Pain stalks the bodies in these pages; as we read we witness frequent brutality. Bertrand is struck by his father—a man whose thick arm is compared to a “butcher’s parcel”—and eventually the boy flees. He seeks protection in Clemens, who bears the brunt of Size’s anger and loses the ensuing tussle. The story leaves Clemens alive, lying in a newly dug grave, “happy to begin his life on such outstanding terms.” This is not the first time pain is presented as rebirth: “life had begun in the dingy room with the terrified nurse standing over his bed.”
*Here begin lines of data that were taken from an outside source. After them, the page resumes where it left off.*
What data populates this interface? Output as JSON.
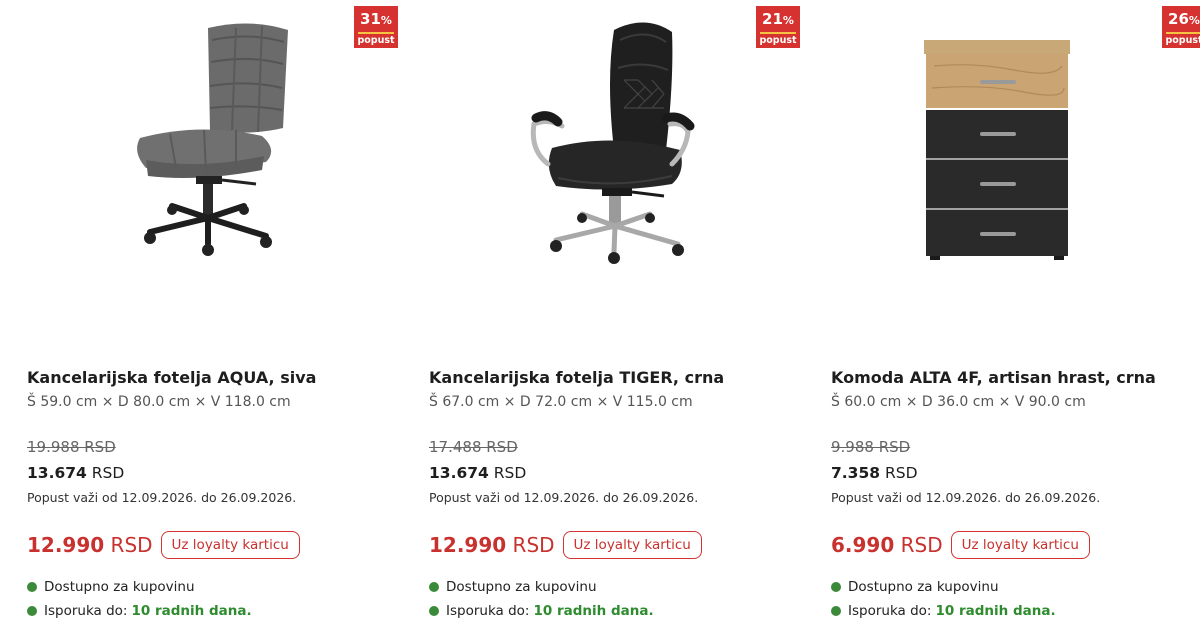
{
  "colors": {
    "discount_red": "#d6322f",
    "badge_bar": "#f5c242",
    "available_green": "#3a8a3a"
  },
  "products": [
    {
      "badge": {
        "percent": "31",
        "percent_sign": "%",
        "label": "popust"
      },
      "image": "grey-office-chair",
      "title": "Kancelarijska fotelja AQUA, siva",
      "dimensions": "Š 59.0 cm × D 80.0 cm × V 118.0 cm",
      "old_price": "19.988 RSD",
      "new_price_amount": "13.674",
      "new_price_currency": "RSD",
      "validity": "Popust važi od 12.09.2026. do 26.09.2026.",
      "loyalty_price_amount": "12.990",
      "loyalty_price_currency": "RSD",
      "loyalty_button": "Uz loyalty karticu",
      "availability": "Dostupno za kupovinu",
      "delivery_label": "Isporuka do:",
      "delivery_days": "10 radnih dana."
    },
    {
      "badge": {
        "percent": "21",
        "percent_sign": "%",
        "label": "popust"
      },
      "image": "black-executive-chair",
      "title": "Kancelarijska fotelja TIGER, crna",
      "dimensions": "Š 67.0 cm × D 72.0 cm × V 115.0 cm",
      "old_price": "17.488 RSD",
      "new_price_amount": "13.674",
      "new_price_currency": "RSD",
      "validity": "Popust važi od 12.09.2026. do 26.09.2026.",
      "loyalty_price_amount": "12.990",
      "loyalty_price_currency": "RSD",
      "loyalty_button": "Uz loyalty karticu",
      "availability": "Dostupno za kupovinu",
      "delivery_label": "Isporuka do:",
      "delivery_days": "10 radnih dana."
    },
    {
      "badge": {
        "percent": "26",
        "percent_sign": "%",
        "label": "popust"
      },
      "image": "chest-of-drawers",
      "title": "Komoda ALTA 4F, artisan hrast, crna",
      "dimensions": "Š 60.0 cm × D 36.0 cm × V 90.0 cm",
      "old_price": "9.988 RSD",
      "new_price_amount": "7.358",
      "new_price_currency": "RSD",
      "validity": "Popust važi od 12.09.2026. do 26.09.2026.",
      "loyalty_price_amount": "6.990",
      "loyalty_price_currency": "RSD",
      "loyalty_button": "Uz loyalty karticu",
      "availability": "Dostupno za kupovinu",
      "delivery_label": "Isporuka do:",
      "delivery_days": "10 radnih dana."
    }
  ]
}
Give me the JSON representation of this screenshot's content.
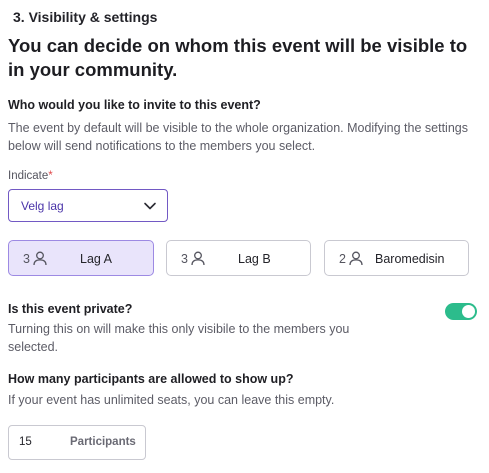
{
  "section": {
    "title": "3. Visibility & settings",
    "headline": "You can decide on whom this event will be visible to in your community."
  },
  "invite": {
    "question": "Who would you like to invite to this event?",
    "description": "The event by default will be visible to the whole organization. Modifying the settings below will send notifications to the members you select.",
    "field_label": "Indicate",
    "required_mark": "*",
    "select_value": "Velg lag",
    "groups": [
      {
        "count": "3",
        "name": "Lag A",
        "selected": true
      },
      {
        "count": "3",
        "name": "Lag B",
        "selected": false
      },
      {
        "count": "2",
        "name": "Baromedisin",
        "selected": false
      }
    ]
  },
  "privacy": {
    "question": "Is this event private?",
    "description": "Turning this on will make this only visibile to the members you selected.",
    "enabled": true
  },
  "participants": {
    "question": "How many participants are allowed to show up?",
    "description": "If your event has unlimited seats, you can leave this empty.",
    "value": "15",
    "unit": "Participants"
  },
  "colors": {
    "accent": "#4a34a8",
    "toggle_on": "#2cbc8c",
    "chip_selected_bg": "#e9e4fb",
    "required": "#e0484b"
  }
}
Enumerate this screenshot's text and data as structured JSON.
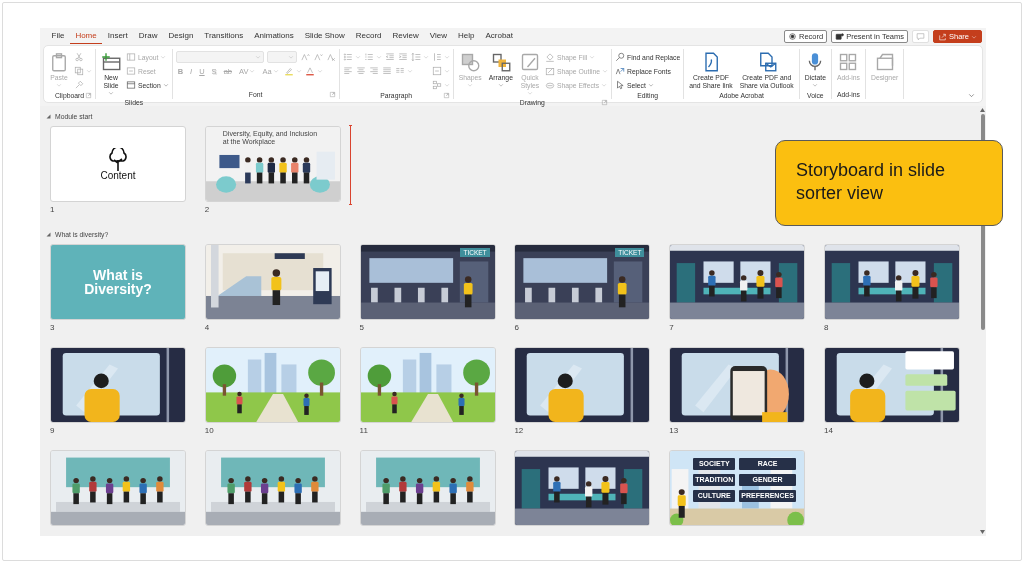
{
  "tabs": [
    {
      "label": "File",
      "selected": false
    },
    {
      "label": "Home",
      "selected": true
    },
    {
      "label": "Insert",
      "selected": false
    },
    {
      "label": "Draw",
      "selected": false
    },
    {
      "label": "Design",
      "selected": false
    },
    {
      "label": "Transitions",
      "selected": false
    },
    {
      "label": "Animations",
      "selected": false
    },
    {
      "label": "Slide Show",
      "selected": false
    },
    {
      "label": "Record",
      "selected": false
    },
    {
      "label": "Review",
      "selected": false
    },
    {
      "label": "View",
      "selected": false
    },
    {
      "label": "Help",
      "selected": false
    },
    {
      "label": "Acrobat",
      "selected": false
    }
  ],
  "header_buttons": [
    {
      "kind": "record",
      "label": "Record",
      "disabled": false
    },
    {
      "kind": "teams",
      "label": "Present in Teams",
      "disabled": false
    },
    {
      "kind": "comment",
      "disabled": true
    },
    {
      "kind": "share",
      "label": "Share",
      "disabled": false
    }
  ],
  "ribbon": {
    "groups": [
      {
        "label": "Clipboard",
        "items": [
          {
            "kind": "large",
            "label": "Paste",
            "disabled": true
          },
          {
            "kind": "rows",
            "rows": [
              [
                {
                  "kind": "icon",
                  "disabled": true
                }
              ],
              [
                {
                  "kind": "icon",
                  "disabled": true
                }
              ],
              [
                {
                  "kind": "icon",
                  "disabled": true
                }
              ]
            ]
          }
        ]
      },
      {
        "label": "Slides",
        "items": [
          {
            "kind": "large",
            "label": "New\nSlide",
            "disabled": false
          },
          {
            "kind": "rows",
            "rows": [
              [
                {
                  "kind": "icon",
                  "label": "Layout",
                  "disabled": true
                }
              ],
              [
                {
                  "kind": "icon",
                  "label": "Reset",
                  "disabled": true
                }
              ],
              [
                {
                  "kind": "icon",
                  "label": "Section",
                  "disabled": false
                }
              ]
            ]
          }
        ]
      },
      {
        "label": "Font",
        "items": [
          {
            "kind": "rows",
            "rows": [
              [
                {
                  "kind": "combo",
                  "disabled": true
                },
                {
                  "kind": "combo",
                  "disabled": true
                },
                {
                  "kind": "icon",
                  "disabled": true
                },
                {
                  "kind": "icon",
                  "disabled": true
                },
                {
                  "kind": "icon",
                  "disabled": true
                }
              ],
              [
                {
                  "kind": "glyph",
                  "glyph": "B",
                  "disabled": true
                },
                {
                  "kind": "glyph",
                  "glyph": "I",
                  "disabled": true
                },
                {
                  "kind": "glyph",
                  "glyph": "U",
                  "disabled": true
                },
                {
                  "kind": "glyph",
                  "glyph": "S",
                  "disabled": true
                },
                {
                  "kind": "glyph",
                  "glyph": "ab",
                  "disabled": true
                },
                {
                  "kind": "glyph",
                  "glyph": "AV",
                  "disabled": true
                },
                {
                  "kind": "glyph",
                  "glyph": "Aa",
                  "disabled": true
                },
                {
                  "kind": "icon",
                  "disabled": true
                },
                {
                  "kind": "icon",
                  "disabled": true
                }
              ]
            ]
          }
        ]
      },
      {
        "label": "Paragraph",
        "items": [
          {
            "kind": "rows",
            "rows": [
              [
                {
                  "kind": "icon",
                  "disabled": true
                },
                {
                  "kind": "icon",
                  "disabled": true
                },
                {
                  "kind": "icon",
                  "disabled": true
                },
                {
                  "kind": "icon",
                  "disabled": true
                },
                {
                  "kind": "icon",
                  "disabled": true
                }
              ],
              [
                {
                  "kind": "icon",
                  "disabled": true
                },
                {
                  "kind": "icon",
                  "disabled": true
                },
                {
                  "kind": "icon",
                  "disabled": true
                },
                {
                  "kind": "icon",
                  "disabled": true
                },
                {
                  "kind": "icon",
                  "disabled": true
                }
              ]
            ]
          },
          {
            "kind": "rows",
            "rows": [
              [
                {
                  "kind": "icon",
                  "disabled": true
                }
              ],
              [
                {
                  "kind": "icon",
                  "disabled": true
                }
              ],
              [
                {
                  "kind": "icon",
                  "disabled": true
                }
              ]
            ]
          }
        ]
      },
      {
        "label": "Drawing",
        "items": [
          {
            "kind": "large",
            "label": "Shapes",
            "disabled": true
          },
          {
            "kind": "large",
            "label": "Arrange",
            "disabled": false
          },
          {
            "kind": "large",
            "label": "Quick\nStyles",
            "disabled": true
          },
          {
            "kind": "rows",
            "rows": [
              [
                {
                  "kind": "icon",
                  "label": "Shape Fill",
                  "disabled": true
                }
              ],
              [
                {
                  "kind": "icon",
                  "label": "Shape Outline",
                  "disabled": true
                }
              ],
              [
                {
                  "kind": "icon",
                  "label": "Shape Effects",
                  "disabled": true
                }
              ]
            ]
          }
        ]
      },
      {
        "label": "Editing",
        "items": [
          {
            "kind": "rows",
            "rows": [
              [
                {
                  "kind": "icon",
                  "label": "Find and Replace",
                  "disabled": false
                }
              ],
              [
                {
                  "kind": "icon",
                  "label": "Replace Fonts",
                  "disabled": false
                }
              ],
              [
                {
                  "kind": "icon",
                  "label": "Select",
                  "disabled": false
                }
              ]
            ]
          }
        ]
      },
      {
        "label": "Adobe Acrobat",
        "items": [
          {
            "kind": "large",
            "label": "Create PDF\nand Share link",
            "disabled": false
          },
          {
            "kind": "large",
            "label": "Create PDF and\nShare via Outlook",
            "disabled": false
          }
        ]
      },
      {
        "label": "Voice",
        "items": [
          {
            "kind": "large",
            "label": "Dictate",
            "disabled": false
          }
        ]
      },
      {
        "label": "Add-ins",
        "items": [
          {
            "kind": "large",
            "label": "Add-ins",
            "disabled": true
          }
        ]
      },
      {
        "items": [
          {
            "kind": "large",
            "label": "Designer",
            "disabled": true
          }
        ]
      }
    ]
  },
  "sections": [
    {
      "title": "Module start",
      "expanded": true,
      "slides": [
        {
          "number": "1",
          "kind": "logo",
          "caption": "Content"
        },
        {
          "number": "2",
          "kind": "cover",
          "title": "Diversity, Equity, and Inclusion\nat the Workplace",
          "drop_marker": true
        }
      ]
    },
    {
      "title": "What is diversity?",
      "expanded": true,
      "slides": [
        {
          "number": "3",
          "kind": "title",
          "title": "What is Diversity?"
        },
        {
          "number": "4",
          "kind": "station"
        },
        {
          "number": "5",
          "kind": "gates",
          "sign": "TICKET"
        },
        {
          "number": "6",
          "kind": "gates",
          "sign": "TICKET"
        },
        {
          "number": "7",
          "kind": "train"
        },
        {
          "number": "8",
          "kind": "train"
        },
        {
          "number": "9",
          "kind": "window"
        },
        {
          "number": "10",
          "kind": "park"
        },
        {
          "number": "11",
          "kind": "park"
        },
        {
          "number": "12",
          "kind": "window"
        },
        {
          "number": "13",
          "kind": "phone"
        },
        {
          "number": "14",
          "kind": "chat"
        },
        {
          "kind": "office"
        },
        {
          "kind": "office"
        },
        {
          "kind": "office"
        },
        {
          "kind": "train"
        },
        {
          "kind": "city",
          "labels": [
            "SOCIETY",
            "RACE",
            "TRADITION",
            "GENDER",
            "CULTURE",
            "PREFERENCES"
          ]
        }
      ]
    }
  ],
  "callout": {
    "text": "Storyboard in slide sorter view"
  }
}
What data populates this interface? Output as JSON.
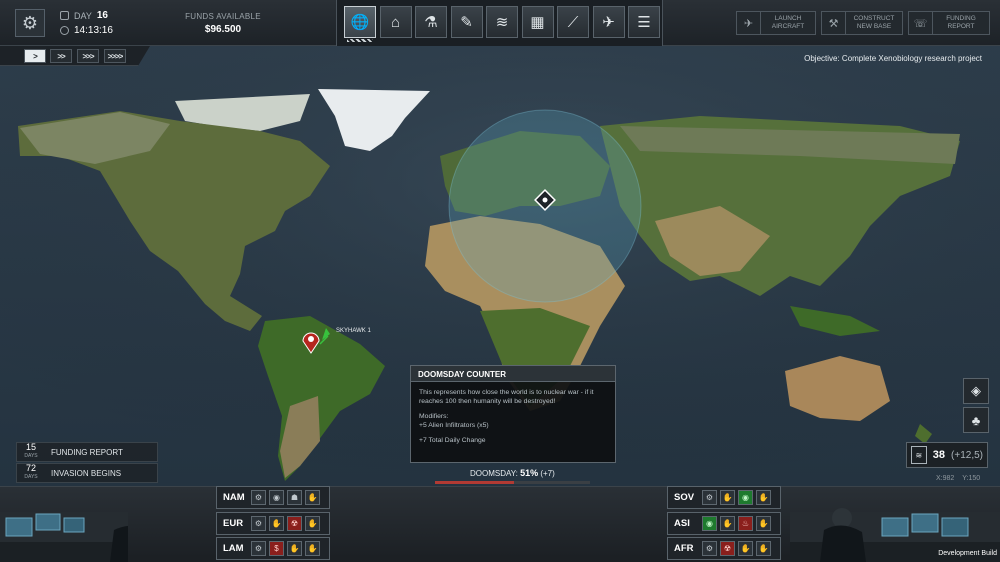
{
  "top": {
    "day_label": "DAY",
    "day_value": "16",
    "time": "14:13:16",
    "funds_label": "FUNDS AVAILABLE",
    "funds_value": "$96.500",
    "nav_tabs": [
      {
        "name": "geoscape-tab",
        "icon": "globe-icon",
        "glyph": "🌐"
      },
      {
        "name": "base-tab",
        "icon": "hangar-icon",
        "glyph": "⌂"
      },
      {
        "name": "research-tab",
        "icon": "microscope-icon",
        "glyph": "⚗"
      },
      {
        "name": "engineering-tab",
        "icon": "wrench-icon",
        "glyph": "✎"
      },
      {
        "name": "soldiers-tab",
        "icon": "rank-chevrons-icon",
        "glyph": "≋"
      },
      {
        "name": "stores-tab",
        "icon": "crates-icon",
        "glyph": "▦"
      },
      {
        "name": "weapons-tab",
        "icon": "rifle-icon",
        "glyph": "⟋"
      },
      {
        "name": "aircraft-tab",
        "icon": "jet-icon",
        "glyph": "✈"
      },
      {
        "name": "archive-tab",
        "icon": "cabinet-icon",
        "glyph": "☰"
      }
    ],
    "actions": [
      {
        "name": "launch-aircraft-button",
        "icon": "plane-icon",
        "glyph": "✈",
        "label": "LAUNCH AIRCRAFT"
      },
      {
        "name": "construct-base-button",
        "icon": "excavator-icon",
        "glyph": "⚒",
        "label": "CONSTRUCT NEW BASE"
      },
      {
        "name": "funding-report-button",
        "icon": "phone-icon",
        "glyph": "☏",
        "label": "FUNDING REPORT"
      }
    ]
  },
  "speed_buttons": [
    ">",
    ">>",
    ">>>",
    ">>>>"
  ],
  "objective": "Objective: Complete Xenobiology research project",
  "map": {
    "aircraft_label": "SKYHAWK 1"
  },
  "calendar": [
    {
      "days": "15",
      "unit": "DAYS",
      "label": "FUNDING REPORT"
    },
    {
      "days": "72",
      "unit": "DAYS",
      "label": "INVASION BEGINS"
    }
  ],
  "doomsday": {
    "title": "DOOMSDAY COUNTER",
    "desc": "This represents how close the world is to nuclear war - if it reaches 100 then humanity will be destroyed!",
    "modifiers_label": "Modifiers:",
    "modifier": "+5 Alien Infiltrators (x5)",
    "total": "+7 Total Daily Change",
    "label": "DOOMSDAY:",
    "value": "51%",
    "change": "(+7)",
    "level": 0.51
  },
  "score": {
    "value": "38",
    "change": "(+12,5)"
  },
  "coords": {
    "x": "X:982",
    "y": "Y:150"
  },
  "regions_left": [
    {
      "code": "NAM",
      "slots": [
        {
          "g": "⚙",
          "c": ""
        },
        {
          "g": "◉",
          "c": ""
        },
        {
          "g": "☗",
          "c": ""
        },
        {
          "g": "✋",
          "c": ""
        }
      ]
    },
    {
      "code": "EUR",
      "slots": [
        {
          "g": "⚙",
          "c": ""
        },
        {
          "g": "✋",
          "c": ""
        },
        {
          "g": "☢",
          "c": "red"
        },
        {
          "g": "✋",
          "c": ""
        }
      ]
    },
    {
      "code": "LAM",
      "slots": [
        {
          "g": "⚙",
          "c": ""
        },
        {
          "g": "$",
          "c": "red"
        },
        {
          "g": "✋",
          "c": ""
        },
        {
          "g": "✋",
          "c": ""
        }
      ]
    }
  ],
  "regions_right": [
    {
      "code": "SOV",
      "slots": [
        {
          "g": "⚙",
          "c": ""
        },
        {
          "g": "✋",
          "c": ""
        },
        {
          "g": "◉",
          "c": "green"
        },
        {
          "g": "✋",
          "c": ""
        }
      ]
    },
    {
      "code": "ASI",
      "slots": [
        {
          "g": "◉",
          "c": "green"
        },
        {
          "g": "✋",
          "c": ""
        },
        {
          "g": "♨",
          "c": "red"
        },
        {
          "g": "✋",
          "c": ""
        }
      ]
    },
    {
      "code": "AFR",
      "slots": [
        {
          "g": "⚙",
          "c": ""
        },
        {
          "g": "☢",
          "c": "red"
        },
        {
          "g": "✋",
          "c": ""
        },
        {
          "g": "✋",
          "c": ""
        }
      ]
    }
  ],
  "dev_build": "Development Build"
}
Van Young’s preoccupation with pain and disfigurement is equally vivid in “Them Bones.” Leander DeMills, who lost part of an arm at his factory job, is a self-styled expert on the Civil War. Earnest and sensitive, raising his dead wife’s child, Leander craves knowledge purely for its own sake. His stepson, Brennan, narrates with reluctant compassion. When Brennan and his friend C.J. find a Confederate soldier’s remains, C.J. views them as a potential commodity (and Leander as the man to make the determination). C.J. is tied to a group comprised of “proud white men,” and its members are intrigued by the value of the bones. Van Young skillfully enters a world of casual racism; we sense Brennan’s unease, but not outright disgust. “So are you, like, in the K.K.K.?” C.J. asks the group. “The hoods aren’t for us,” comes the answer. “But we know guys that are.” The conflict here is still Leander’s vulnerability; “proud white men” (one of whom later confesses to murder) are simply a part of the world in which he lives.
With the exception of “The Sub-Leaser,” all of Van Young’s stories grapple with the color and condition of flesh. “Albino Deer” and “King Dodd” both center on wounded bodies. In “The Elder Brother Washing His Hands” we see slaves and slave-owners, a disemboweled horse, an amputated arm. Pain is the ever-present character in this collection. The foreground is cluttered with bones, scars, limbs, and blood, but the unseen backdrop contains its own gore. Van Young repeatedly chooses exploited bodies as subjects, and his writing is strong enough to contain them. A twelve-year-old slave girl is not to be pitied in “The Elder Brother.” Her level response to a white man’s introduction – “I know your name” – is as charged and telling as those four words can be.
Lush physical imagery, hard-bitten dialogue, and a tone of trepidation combine to make this work chilling and beautiful. There is something coy about the lyricism of these pages: it forms an invitation to take pleasure in spectacle, to watch without wincing, to refuse to look away.